Fortune and Forbes better look out.

BusinessWeek, just a couple of months ago given decent odds to disappear from the face of the earth, isn’t even going to go bi-weekly or online-only—it’s going to get bigger.

Just weeks ago, its two main competitors thought they might be losing their third. Now, says Norm Pearlstine, they’re going to be facing a bulked-up one, even if it did lose 99.5 percent of its value in nine years.

This news comes from a PaidContent interview of Pearlstine, Bloomberg’s chief content officer, on his acquisition of the money-bleeding magazine:

We will expand the number of pages devoted to editorial, we will commit to being a true weekly because we think that even in this market the predictability that comes with a weekly has value. I think that’s what distinguishes The Economist and The Week from the fortnightlies, from weeklies that cut back on their frequency.

Perhaps Bloomberg thinks it can figure out a way to make money, even if it doesn’t know right now, but it sounds like it will be content to use BusinessWeek as a loss-leader to raise Bloomberg’s profile. Pearlstine notes that the magazine’s circulation is more than three times the number of Bloomberg terminal subscribers and that it reaches an audience Bloomberg doesn’t:

…we have always had both a desire and a need to be read in the corporate suite, in areas of government where people are not subscribing to the terminal and that access is important to us in terms of our ability to break news, to provide better coverage for the subscribers of the terminal…

The New York Times put this another way this morning, in its news story on the purchase:

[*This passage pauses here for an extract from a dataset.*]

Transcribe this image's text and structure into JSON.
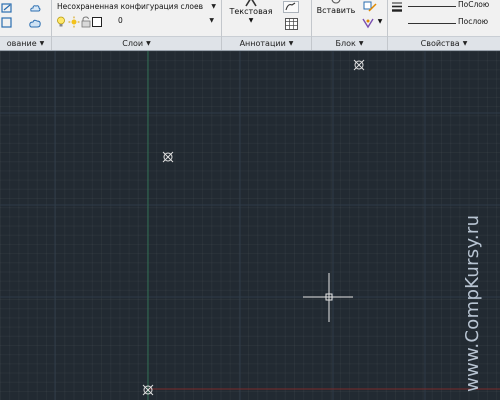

With its gigantic newsroom of about 2,200 people and its aggressive reporting, Bloomberg has won a growing number of awards, but it is frustrated by its lack of cachet in the journalism world. Reporters and editors have long been frustrated by the lack of access to business executives, and they believed that limited their ability to break news and be a player in larger news coverage.

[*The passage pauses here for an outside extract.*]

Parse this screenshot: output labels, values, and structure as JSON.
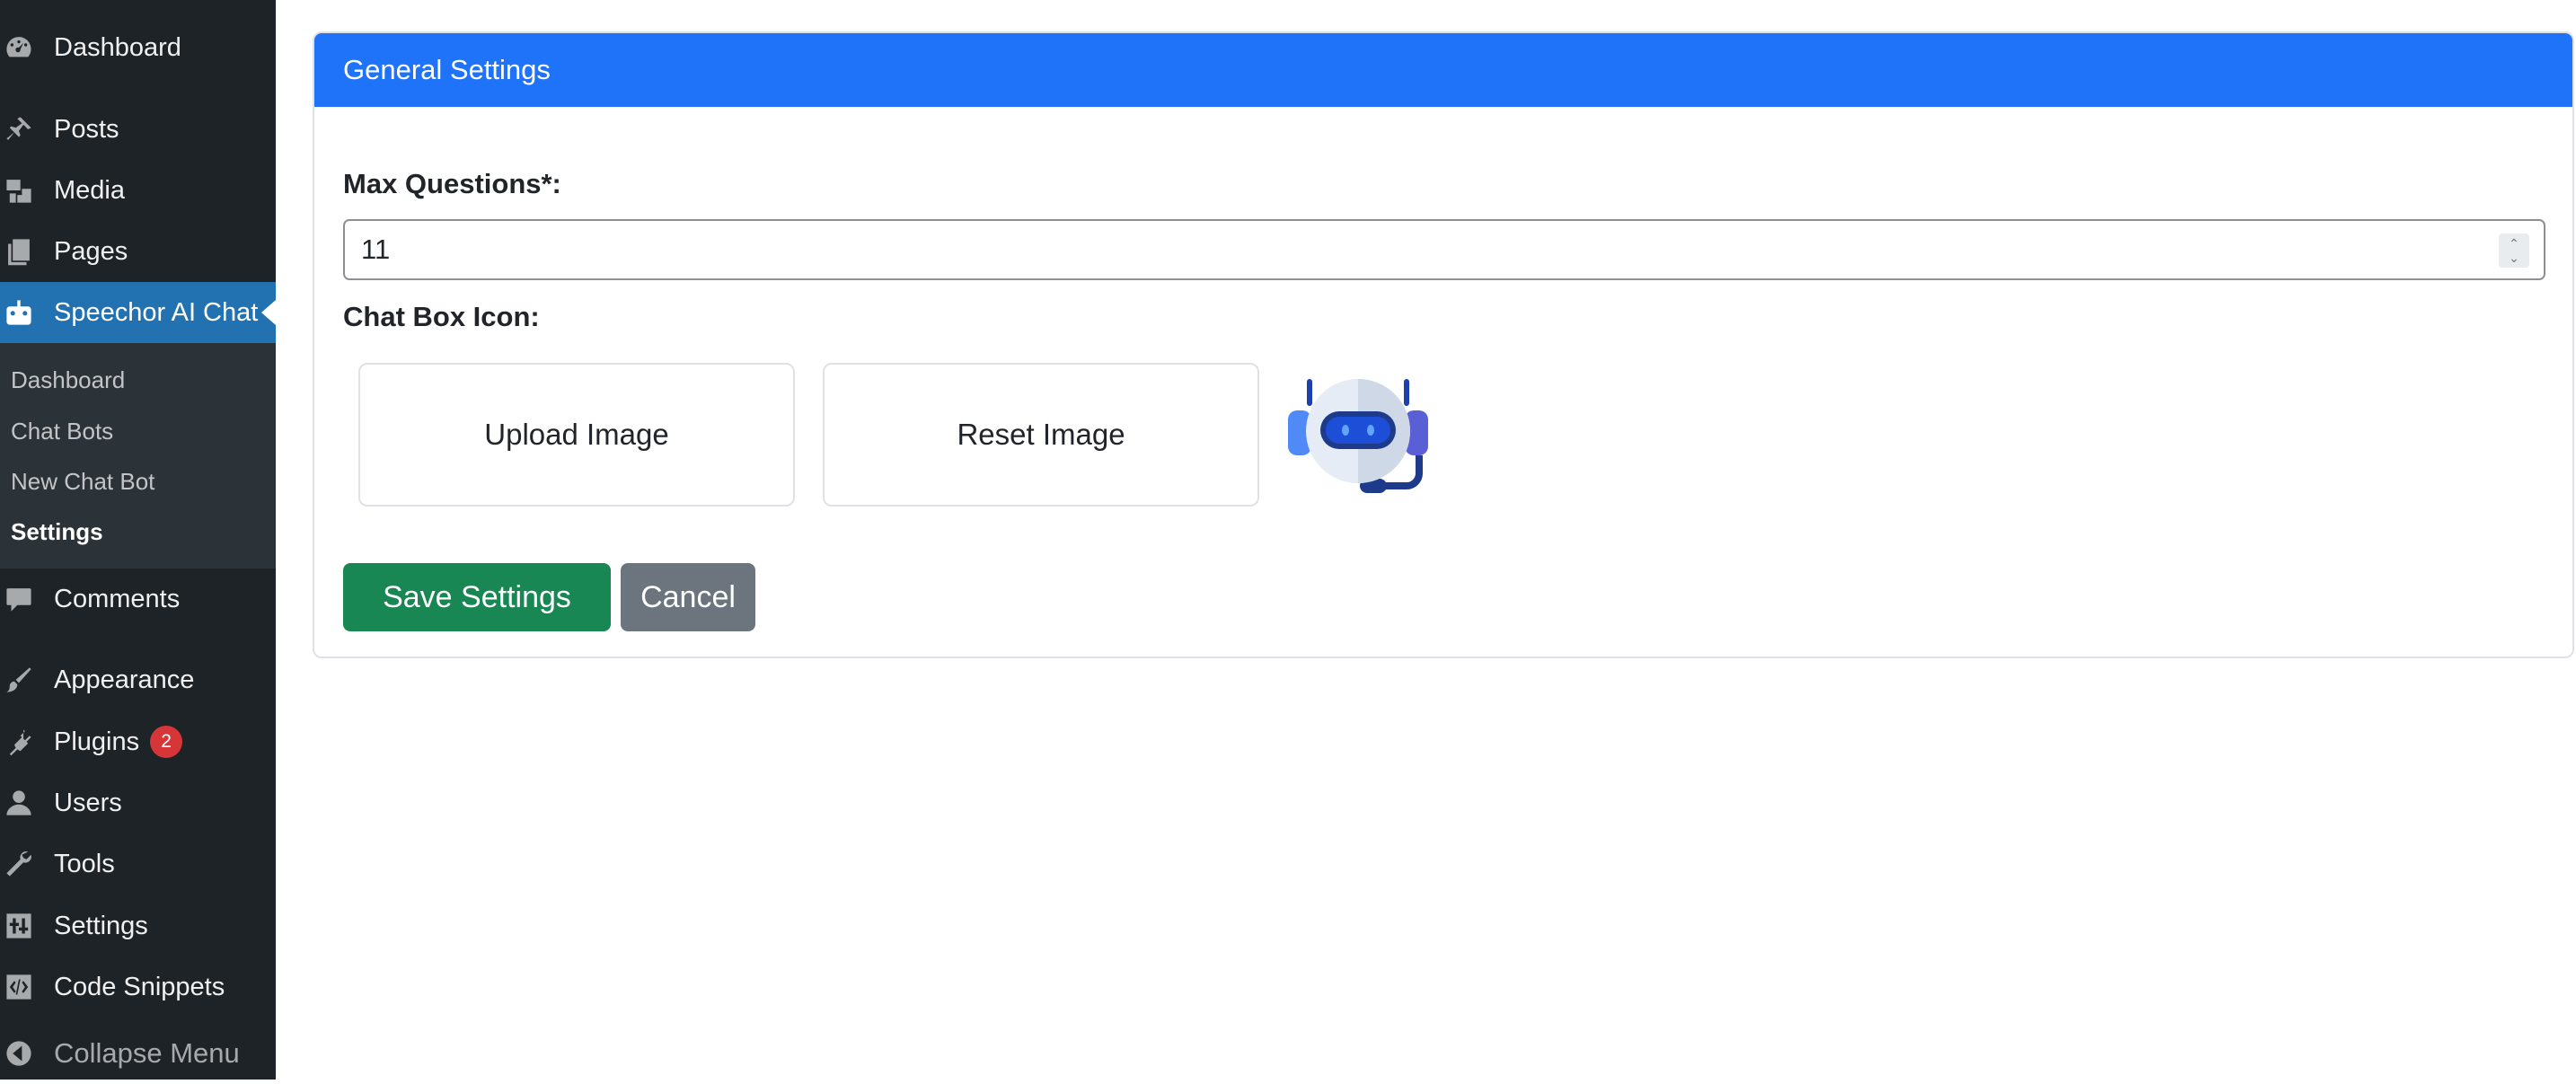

I’d say the second sentence there is one of the reasons why Bloomberg has put out some of the best journalism of the crisis. In many instances it’s been scrappier and less attuned to narrow business interests than the other major financial media (Adding: something we call the access problem). Fortunately, BusinessWeek is scrappier and better than either of its two competitors, but still: Be careful what you wish for, guys.

I don’t think anybody but a couple hundred CEO’s would like Bloomberg’s journalism to become more like Maria Bartiromo’s.

Point is, if Bloomberg doesn’t gut BusinessWeek’s newsroom, which Pearlstine all but promises here, and if it really invests in the print product, which will now have an additional 2,200 journalists to draw on, Fortune and Forbes’ prospects just got a lot dimmer.

If you'd like to help CJR and win a chance at one of 10 free print subscriptions, take a brief survey for us here.

Ryan Chittum is a former Wall Street Journal reporter, and deputy editor of The Audit, CJR's business section. If you see notable business journalism, give him a heads-up at rc2538@columbia.edu. Follow him on Twitter at @ryanchittum.